- DATASET RECORDS -
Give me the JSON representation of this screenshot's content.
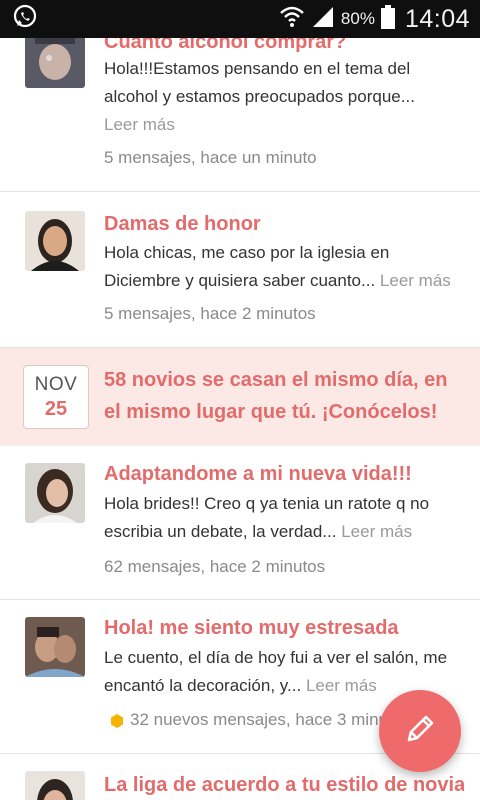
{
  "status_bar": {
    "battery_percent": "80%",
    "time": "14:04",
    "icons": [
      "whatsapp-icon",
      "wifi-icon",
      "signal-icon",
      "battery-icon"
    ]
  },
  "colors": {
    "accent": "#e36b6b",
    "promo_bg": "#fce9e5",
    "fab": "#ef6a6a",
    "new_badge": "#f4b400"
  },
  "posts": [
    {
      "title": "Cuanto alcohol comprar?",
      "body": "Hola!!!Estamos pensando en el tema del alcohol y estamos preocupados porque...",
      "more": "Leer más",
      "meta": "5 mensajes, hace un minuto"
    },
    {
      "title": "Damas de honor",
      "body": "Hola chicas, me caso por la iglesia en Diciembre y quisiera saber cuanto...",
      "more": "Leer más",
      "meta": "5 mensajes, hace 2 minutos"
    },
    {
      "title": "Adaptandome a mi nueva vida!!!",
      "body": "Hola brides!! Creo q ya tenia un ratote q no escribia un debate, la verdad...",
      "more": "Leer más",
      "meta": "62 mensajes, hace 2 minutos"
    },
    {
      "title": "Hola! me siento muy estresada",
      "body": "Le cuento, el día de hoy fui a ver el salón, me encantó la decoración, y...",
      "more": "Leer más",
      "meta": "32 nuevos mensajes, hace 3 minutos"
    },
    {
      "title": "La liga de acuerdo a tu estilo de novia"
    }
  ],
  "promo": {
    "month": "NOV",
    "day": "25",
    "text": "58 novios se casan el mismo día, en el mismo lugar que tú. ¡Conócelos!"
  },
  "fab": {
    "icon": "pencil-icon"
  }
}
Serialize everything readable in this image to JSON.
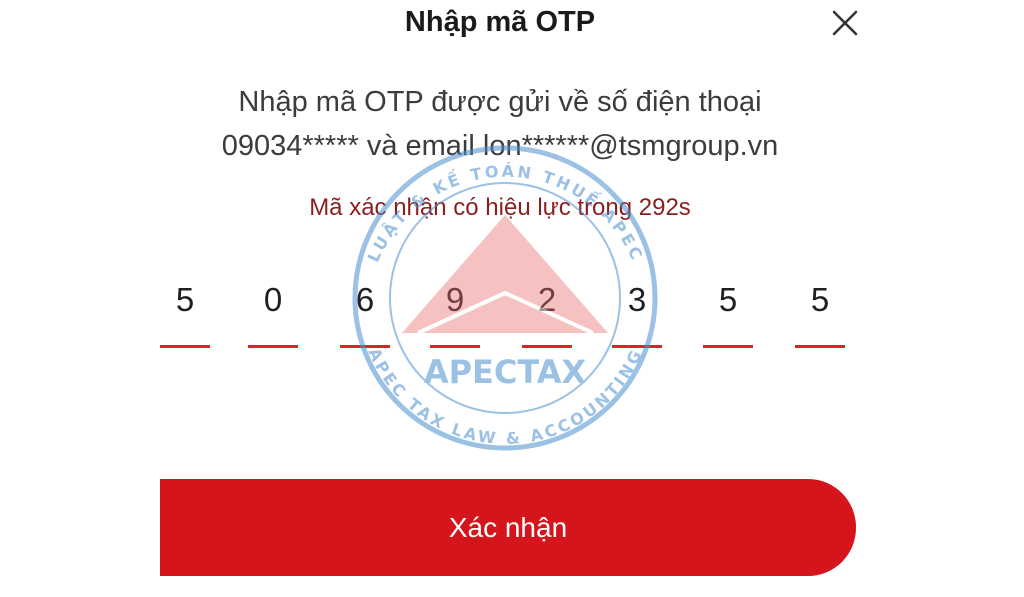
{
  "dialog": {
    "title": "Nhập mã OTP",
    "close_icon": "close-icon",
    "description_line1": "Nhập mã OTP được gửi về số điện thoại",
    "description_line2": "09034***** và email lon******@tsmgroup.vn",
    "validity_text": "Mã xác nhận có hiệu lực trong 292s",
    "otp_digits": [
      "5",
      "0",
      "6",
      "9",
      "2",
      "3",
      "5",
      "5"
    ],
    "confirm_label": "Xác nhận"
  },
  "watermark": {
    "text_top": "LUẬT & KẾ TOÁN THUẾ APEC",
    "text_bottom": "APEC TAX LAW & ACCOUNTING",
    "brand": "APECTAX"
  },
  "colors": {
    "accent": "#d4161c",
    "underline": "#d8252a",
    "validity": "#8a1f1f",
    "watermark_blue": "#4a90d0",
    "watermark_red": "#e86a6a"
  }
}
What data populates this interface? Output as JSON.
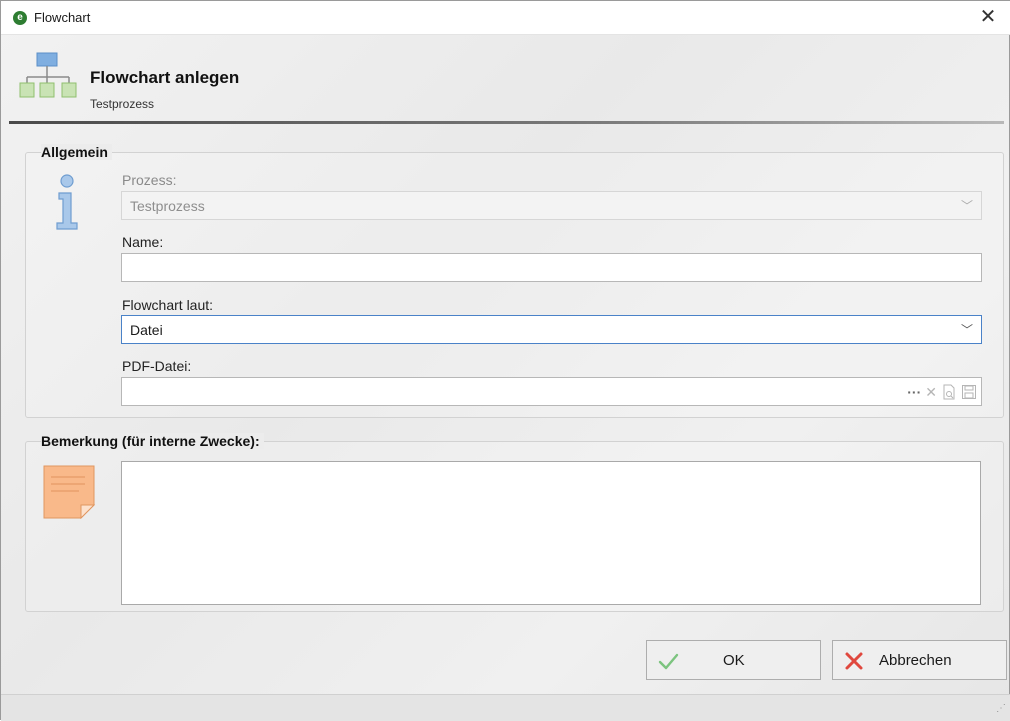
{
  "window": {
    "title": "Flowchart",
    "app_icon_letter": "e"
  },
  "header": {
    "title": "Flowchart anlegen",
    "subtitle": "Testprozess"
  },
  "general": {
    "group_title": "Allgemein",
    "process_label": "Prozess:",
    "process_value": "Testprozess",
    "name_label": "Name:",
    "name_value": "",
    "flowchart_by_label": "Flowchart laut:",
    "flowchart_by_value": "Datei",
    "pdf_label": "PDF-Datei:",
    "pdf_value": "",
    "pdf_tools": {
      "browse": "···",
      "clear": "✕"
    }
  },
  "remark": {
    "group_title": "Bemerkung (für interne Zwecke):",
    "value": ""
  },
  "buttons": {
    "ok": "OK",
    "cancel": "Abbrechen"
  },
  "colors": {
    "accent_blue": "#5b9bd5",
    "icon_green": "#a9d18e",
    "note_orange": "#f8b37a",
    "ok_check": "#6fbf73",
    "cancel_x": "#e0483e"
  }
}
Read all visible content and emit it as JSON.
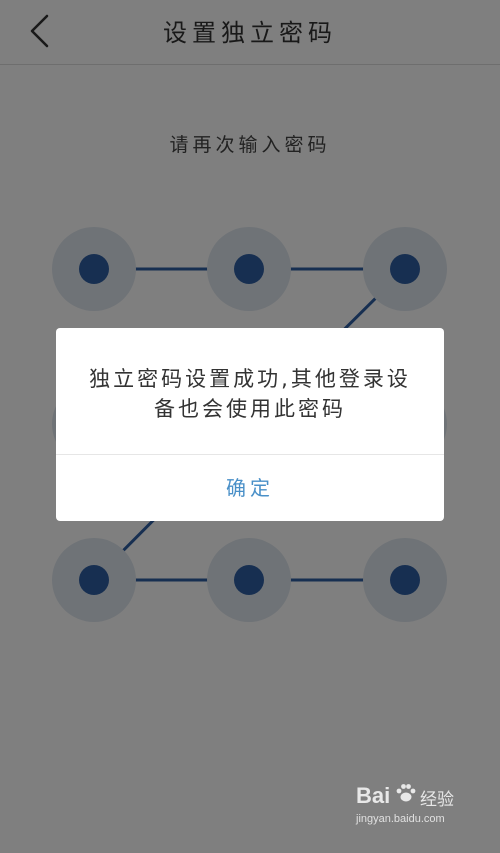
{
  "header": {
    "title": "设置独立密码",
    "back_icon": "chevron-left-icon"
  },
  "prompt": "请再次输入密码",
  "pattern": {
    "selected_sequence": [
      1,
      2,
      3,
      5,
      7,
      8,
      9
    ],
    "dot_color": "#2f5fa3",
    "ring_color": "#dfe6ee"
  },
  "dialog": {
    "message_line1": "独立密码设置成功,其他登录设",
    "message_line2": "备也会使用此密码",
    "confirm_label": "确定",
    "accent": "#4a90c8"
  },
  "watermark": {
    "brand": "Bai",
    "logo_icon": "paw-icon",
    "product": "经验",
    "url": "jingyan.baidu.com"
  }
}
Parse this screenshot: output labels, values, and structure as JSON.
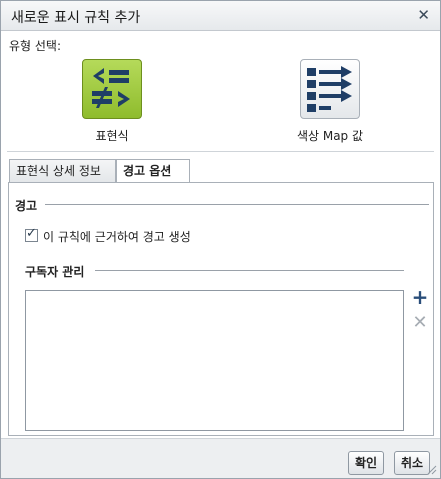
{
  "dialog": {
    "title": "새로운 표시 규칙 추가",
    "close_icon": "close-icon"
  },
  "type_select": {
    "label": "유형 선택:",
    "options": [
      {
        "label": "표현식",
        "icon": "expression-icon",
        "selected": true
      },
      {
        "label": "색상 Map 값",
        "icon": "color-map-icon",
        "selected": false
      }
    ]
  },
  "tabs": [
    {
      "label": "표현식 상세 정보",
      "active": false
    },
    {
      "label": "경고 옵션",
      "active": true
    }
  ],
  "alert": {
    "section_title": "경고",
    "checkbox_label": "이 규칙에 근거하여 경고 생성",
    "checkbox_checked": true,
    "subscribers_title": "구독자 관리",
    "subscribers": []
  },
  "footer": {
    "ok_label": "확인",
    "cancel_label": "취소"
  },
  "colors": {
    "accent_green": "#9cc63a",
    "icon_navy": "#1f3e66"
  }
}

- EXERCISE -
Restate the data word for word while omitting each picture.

- EXERCISE ANSWER -
Give me the JSON representation of this screenshot's content.
{
  "status_bar": {
    "battery_percent": "80%",
    "time": "14:04",
    "icons": [
      "whatsapp-icon",
      "wifi-icon",
      "signal-icon",
      "battery-icon"
    ]
  },
  "colors": {
    "accent": "#e36b6b",
    "promo_bg": "#fce9e5",
    "fab": "#ef6a6a",
    "new_badge": "#f4b400"
  },
  "posts": [
    {
      "title": "Cuanto alcohol comprar?",
      "body": "Hola!!!Estamos pensando en el tema del alcohol y estamos preocupados porque...",
      "more": "Leer más",
      "meta": "5 mensajes, hace un minuto"
    },
    {
      "title": "Damas de honor",
      "body": "Hola chicas, me caso por la iglesia en Diciembre y quisiera saber cuanto...",
      "more": "Leer más",
      "meta": "5 mensajes, hace 2 minutos"
    },
    {
      "title": "Adaptandome a mi nueva vida!!!",
      "body": "Hola brides!! Creo q ya tenia un ratote q no escribia un debate, la verdad...",
      "more": "Leer más",
      "meta": "62 mensajes, hace 2 minutos"
    },
    {
      "title": "Hola! me siento muy estresada",
      "body": "Le cuento, el día de hoy fui a ver el salón, me encantó la decoración, y...",
      "more": "Leer más",
      "meta": "32 nuevos mensajes, hace 3 minutos"
    },
    {
      "title": "La liga de acuerdo a tu estilo de novia"
    }
  ],
  "promo": {
    "month": "NOV",
    "day": "25",
    "text": "58 novios se casan el mismo día, en el mismo lugar que tú. ¡Conócelos!"
  },
  "fab": {
    "icon": "pencil-icon"
  }
}
Serialize everything readable in this image to JSON.
{
  "dialog": {
    "title": "Nhập mã OTP",
    "close_icon": "close-icon",
    "description_line1": "Nhập mã OTP được gửi về số điện thoại",
    "description_line2": "09034***** và email lon******@tsmgroup.vn",
    "validity_text": "Mã xác nhận có hiệu lực trong 292s",
    "otp_digits": [
      "5",
      "0",
      "6",
      "9",
      "2",
      "3",
      "5",
      "5"
    ],
    "confirm_label": "Xác nhận"
  },
  "watermark": {
    "text_top": "LUẬT & KẾ TOÁN THUẾ APEC",
    "text_bottom": "APEC TAX LAW & ACCOUNTING",
    "brand": "APECTAX"
  },
  "colors": {
    "accent": "#d4161c",
    "underline": "#d8252a",
    "validity": "#8a1f1f",
    "watermark_blue": "#4a90d0",
    "watermark_red": "#e86a6a"
  }
}
What data populates this interface? Output as JSON.
{
  "window": {
    "title": "Flowchart",
    "app_icon_letter": "e"
  },
  "header": {
    "title": "Flowchart anlegen",
    "subtitle": "Testprozess"
  },
  "general": {
    "group_title": "Allgemein",
    "process_label": "Prozess:",
    "process_value": "Testprozess",
    "name_label": "Name:",
    "name_value": "",
    "flowchart_by_label": "Flowchart laut:",
    "flowchart_by_value": "Datei",
    "pdf_label": "PDF-Datei:",
    "pdf_value": "",
    "pdf_tools": {
      "browse": "···",
      "clear": "✕"
    }
  },
  "remark": {
    "group_title": "Bemerkung (für interne Zwecke):",
    "value": ""
  },
  "buttons": {
    "ok": "OK",
    "cancel": "Abbrechen"
  },
  "colors": {
    "accent_blue": "#5b9bd5",
    "icon_green": "#a9d18e",
    "note_orange": "#f8b37a",
    "ok_check": "#6fbf73",
    "cancel_x": "#e0483e"
  }
}
Read all visible content and emit it as JSON.
{
  "header": {
    "title": "设置独立密码",
    "back_icon": "chevron-left-icon"
  },
  "prompt": "请再次输入密码",
  "pattern": {
    "selected_sequence": [
      1,
      2,
      3,
      5,
      7,
      8,
      9
    ],
    "dot_color": "#2f5fa3",
    "ring_color": "#dfe6ee"
  },
  "dialog": {
    "message_line1": "独立密码设置成功,其他登录设",
    "message_line2": "备也会使用此密码",
    "confirm_label": "确定",
    "accent": "#4a90c8"
  },
  "watermark": {
    "brand": "Bai",
    "logo_icon": "paw-icon",
    "product": "经验",
    "url": "jingyan.baidu.com"
  }
}
Parse this screenshot: output labels, values, and structure as JSON.
{
  "dialog": {
    "title": "새로운 표시 규칙 추가",
    "close_icon": "close-icon"
  },
  "type_select": {
    "label": "유형 선택:",
    "options": [
      {
        "label": "표현식",
        "icon": "expression-icon",
        "selected": true
      },
      {
        "label": "색상 Map 값",
        "icon": "color-map-icon",
        "selected": false
      }
    ]
  },
  "tabs": [
    {
      "label": "표현식 상세 정보",
      "active": false
    },
    {
      "label": "경고 옵션",
      "active": true
    }
  ],
  "alert": {
    "section_title": "경고",
    "checkbox_label": "이 규칙에 근거하여 경고 생성",
    "checkbox_checked": true,
    "subscribers_title": "구독자 관리",
    "subscribers": []
  },
  "footer": {
    "ok_label": "확인",
    "cancel_label": "취소"
  },
  "colors": {
    "accent_green": "#9cc63a",
    "icon_navy": "#1f3e66"
  }
}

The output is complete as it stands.